▶ _Problem statement_
Although the entries contain pictures, your copy should hold only their exact text.
======
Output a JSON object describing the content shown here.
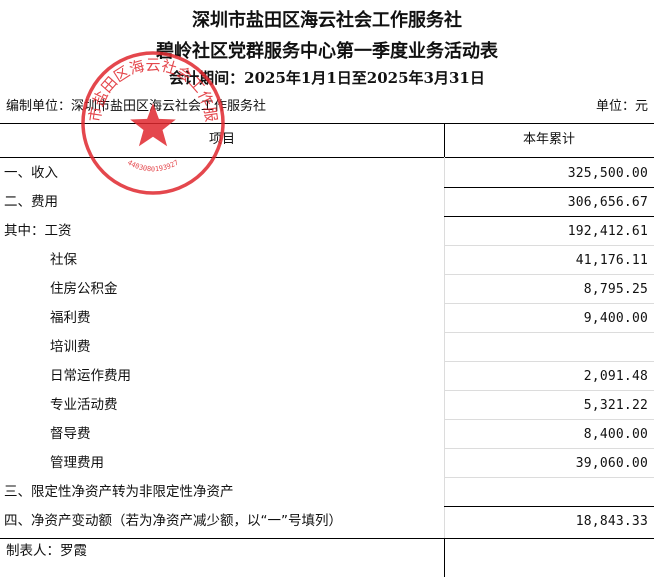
{
  "header": {
    "org_title": "深圳市盐田区海云社会工作服务社",
    "report_title": "碧岭社区党群服务中心第一季度业务活动表",
    "period": "会计期间：2025年1月1日至2025年3月31日"
  },
  "meta": {
    "compiler": "编制单位：深圳市盐田区海云社会工作服务社",
    "unit": "单位：元"
  },
  "columns": {
    "item": "项目",
    "ytd": "本年累计"
  },
  "rows": [
    {
      "label": "一、收入",
      "value": "325,500.00",
      "indent": 0
    },
    {
      "label": "二、费用",
      "value": "306,656.67",
      "indent": 0
    },
    {
      "label": "其中：工资",
      "value": "192,412.61",
      "indent": 0
    },
    {
      "label": "社保",
      "value": "41,176.11",
      "indent": 1
    },
    {
      "label": "住房公积金",
      "value": "8,795.25",
      "indent": 1
    },
    {
      "label": "福利费",
      "value": "9,400.00",
      "indent": 1
    },
    {
      "label": "培训费",
      "value": "",
      "indent": 1
    },
    {
      "label": "日常运作费用",
      "value": "2,091.48",
      "indent": 1
    },
    {
      "label": "专业活动费",
      "value": "5,321.22",
      "indent": 1
    },
    {
      "label": "督导费",
      "value": "8,400.00",
      "indent": 1
    },
    {
      "label": "管理费用",
      "value": "39,060.00",
      "indent": 1
    },
    {
      "label": "三、限定性净资产转为非限定性净资产",
      "value": "",
      "indent": 0
    },
    {
      "label": "四、净资产变动额（若为净资产减少额，以“一”号填列）",
      "value": "18,843.33",
      "indent": 0
    }
  ],
  "footer": {
    "preparer": "制表人：罗霞"
  },
  "seal": {
    "text": "深圳市盐田区海云社会工作服务社",
    "code": "4403080193927",
    "color": "#e0282e"
  }
}
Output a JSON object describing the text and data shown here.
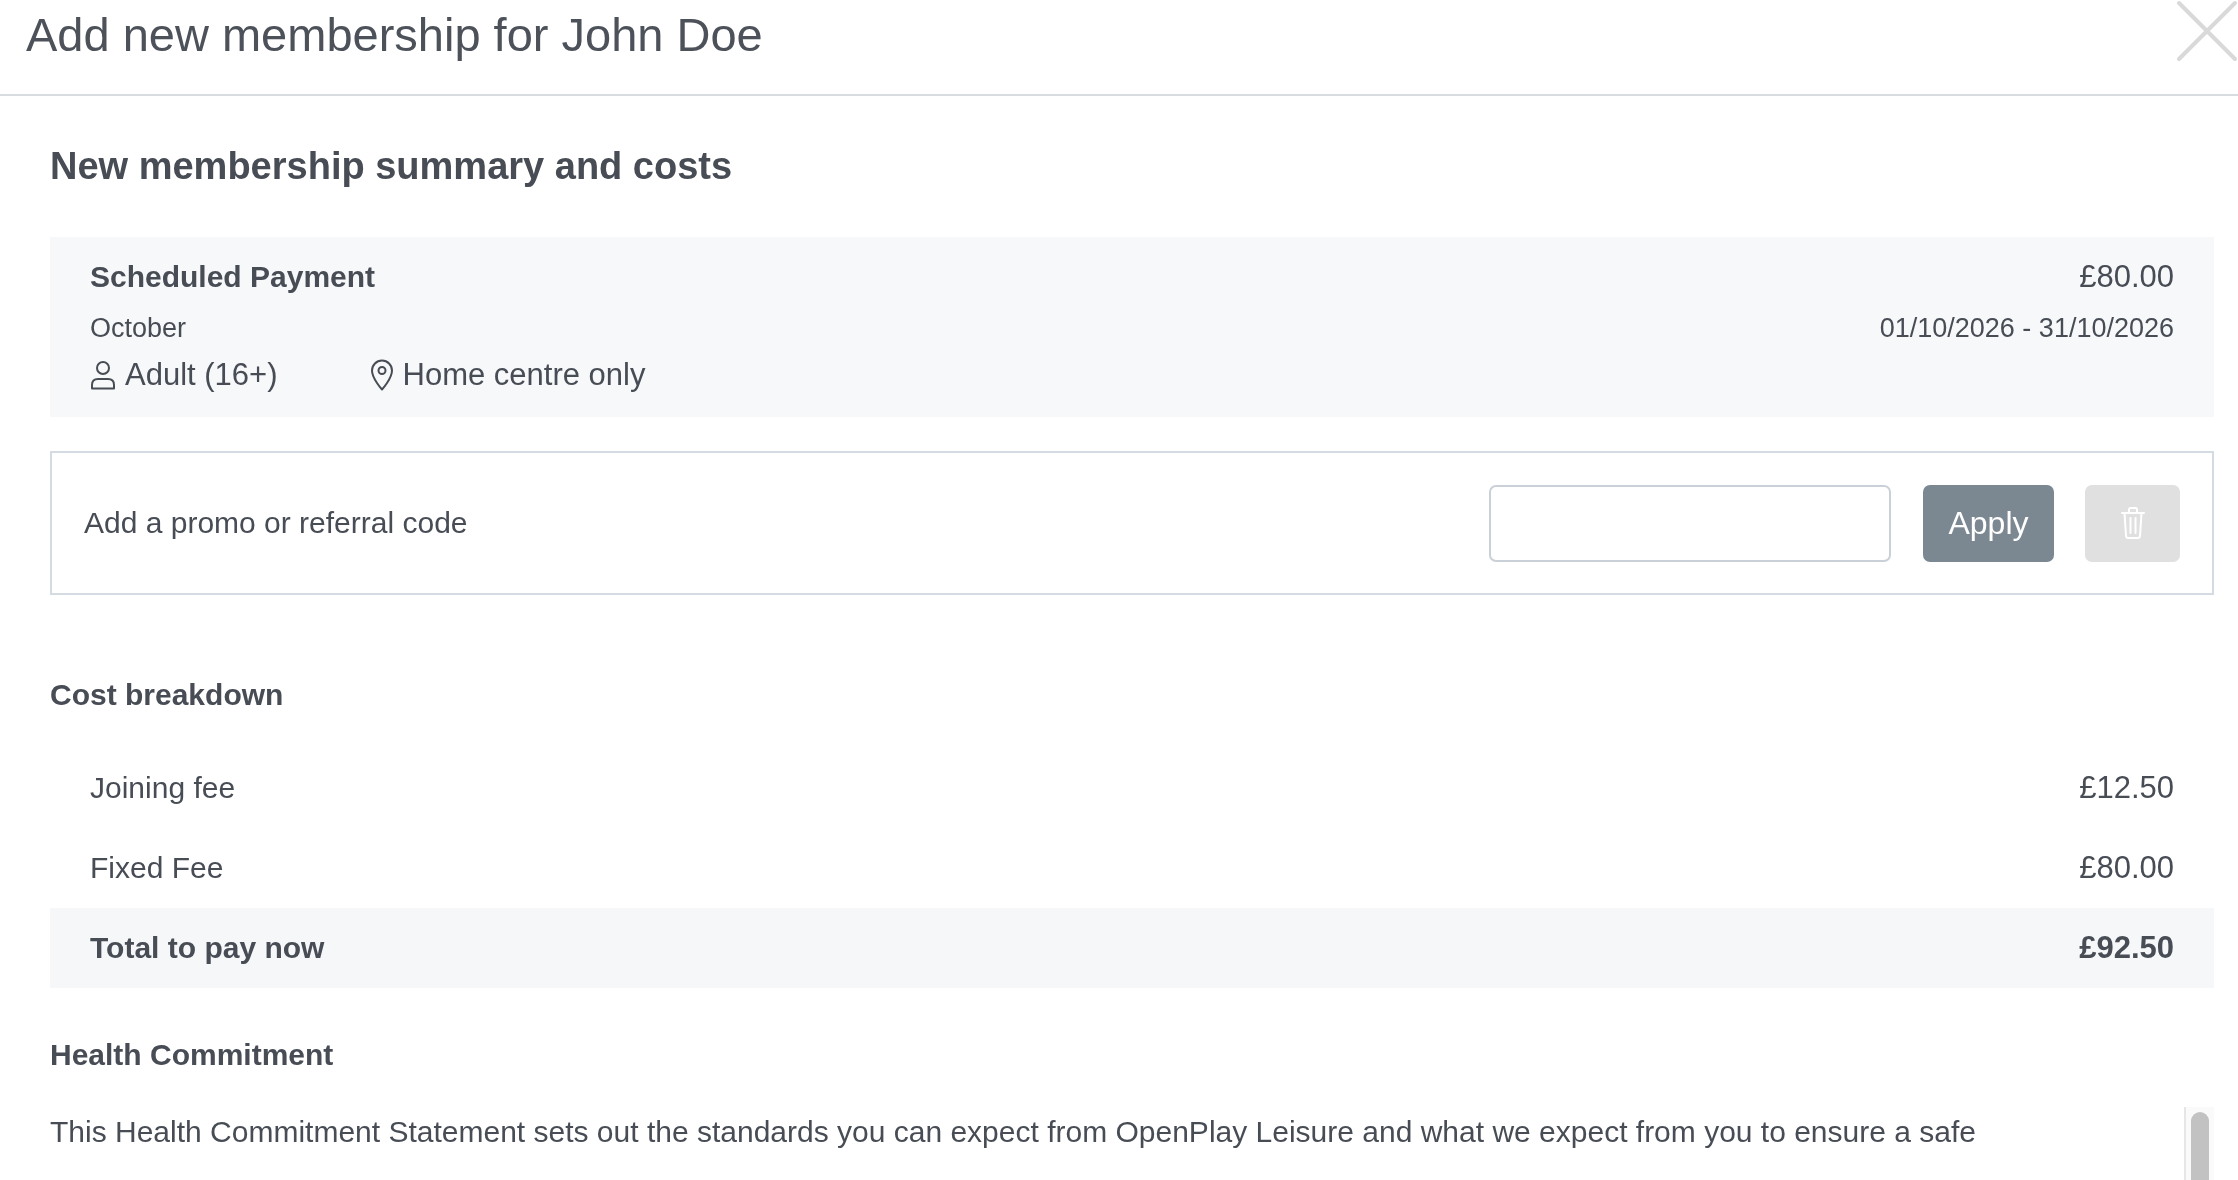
{
  "dialog": {
    "title": "Add new membership for John Doe"
  },
  "summary": {
    "heading": "New membership summary and costs",
    "scheduled_payment": {
      "title": "Scheduled Payment",
      "amount": "£80.00",
      "period": "October",
      "date_range": "01/10/2026 - 31/10/2026",
      "attributes": [
        {
          "kind": "audience",
          "label": "Adult (16+)"
        },
        {
          "kind": "location",
          "label": "Home centre only"
        }
      ]
    }
  },
  "promo": {
    "label": "Add a promo or referral code",
    "apply_button": "Apply",
    "remove_button": {
      "disabled": true
    }
  },
  "cost_breakdown": {
    "heading": "Cost breakdown",
    "rows": [
      {
        "kind": "line",
        "label": "Joining fee",
        "amount": "£12.50"
      },
      {
        "kind": "line",
        "label": "Fixed Fee",
        "amount": "£80.00"
      },
      {
        "kind": "total",
        "label": "Total to pay now",
        "amount": "£92.50"
      }
    ]
  },
  "health_commitment": {
    "heading": "Health Commitment",
    "text": "This Health Commitment Statement sets out the standards you can expect from OpenPlay Leisure and what we expect from you to ensure a safe"
  }
}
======
▶ _Result of the task_
Output a JSON object describing the content shown here.
{
  "header": {
    "org_title": "深圳市盐田区海云社会工作服务社",
    "report_title": "碧岭社区党群服务中心第一季度业务活动表",
    "period": "会计期间：2025年1月1日至2025年3月31日"
  },
  "meta": {
    "compiler": "编制单位：深圳市盐田区海云社会工作服务社",
    "unit": "单位：元"
  },
  "columns": {
    "item": "项目",
    "ytd": "本年累计"
  },
  "rows": [
    {
      "label": "一、收入",
      "value": "325,500.00",
      "indent": 0
    },
    {
      "label": "二、费用",
      "value": "306,656.67",
      "indent": 0
    },
    {
      "label": "其中：工资",
      "value": "192,412.61",
      "indent": 0
    },
    {
      "label": "社保",
      "value": "41,176.11",
      "indent": 1
    },
    {
      "label": "住房公积金",
      "value": "8,795.25",
      "indent": 1
    },
    {
      "label": "福利费",
      "value": "9,400.00",
      "indent": 1
    },
    {
      "label": "培训费",
      "value": "",
      "indent": 1
    },
    {
      "label": "日常运作费用",
      "value": "2,091.48",
      "indent": 1
    },
    {
      "label": "专业活动费",
      "value": "5,321.22",
      "indent": 1
    },
    {
      "label": "督导费",
      "value": "8,400.00",
      "indent": 1
    },
    {
      "label": "管理费用",
      "value": "39,060.00",
      "indent": 1
    },
    {
      "label": "三、限定性净资产转为非限定性净资产",
      "value": "",
      "indent": 0
    },
    {
      "label": "四、净资产变动额（若为净资产减少额，以“一”号填列）",
      "value": "18,843.33",
      "indent": 0
    }
  ],
  "footer": {
    "preparer": "制表人：罗霞"
  },
  "seal": {
    "text": "深圳市盐田区海云社会工作服务社",
    "code": "4403080193927",
    "color": "#e0282e"
  }
}
Output a JSON object describing the text and data shown here.
{
  "dialog": {
    "title": "Add new membership for John Doe"
  },
  "summary": {
    "heading": "New membership summary and costs",
    "scheduled_payment": {
      "title": "Scheduled Payment",
      "amount": "£80.00",
      "period": "October",
      "date_range": "01/10/2026 - 31/10/2026",
      "attributes": [
        {
          "kind": "audience",
          "label": "Adult (16+)"
        },
        {
          "kind": "location",
          "label": "Home centre only"
        }
      ]
    }
  },
  "promo": {
    "label": "Add a promo or referral code",
    "apply_button": "Apply",
    "remove_button": {
      "disabled": true
    }
  },
  "cost_breakdown": {
    "heading": "Cost breakdown",
    "rows": [
      {
        "kind": "line",
        "label": "Joining fee",
        "amount": "£12.50"
      },
      {
        "kind": "line",
        "label": "Fixed Fee",
        "amount": "£80.00"
      },
      {
        "kind": "total",
        "label": "Total to pay now",
        "amount": "£92.50"
      }
    ]
  },
  "health_commitment": {
    "heading": "Health Commitment",
    "text": "This Health Commitment Statement sets out the standards you can expect from OpenPlay Leisure and what we expect from you to ensure a safe"
  }
}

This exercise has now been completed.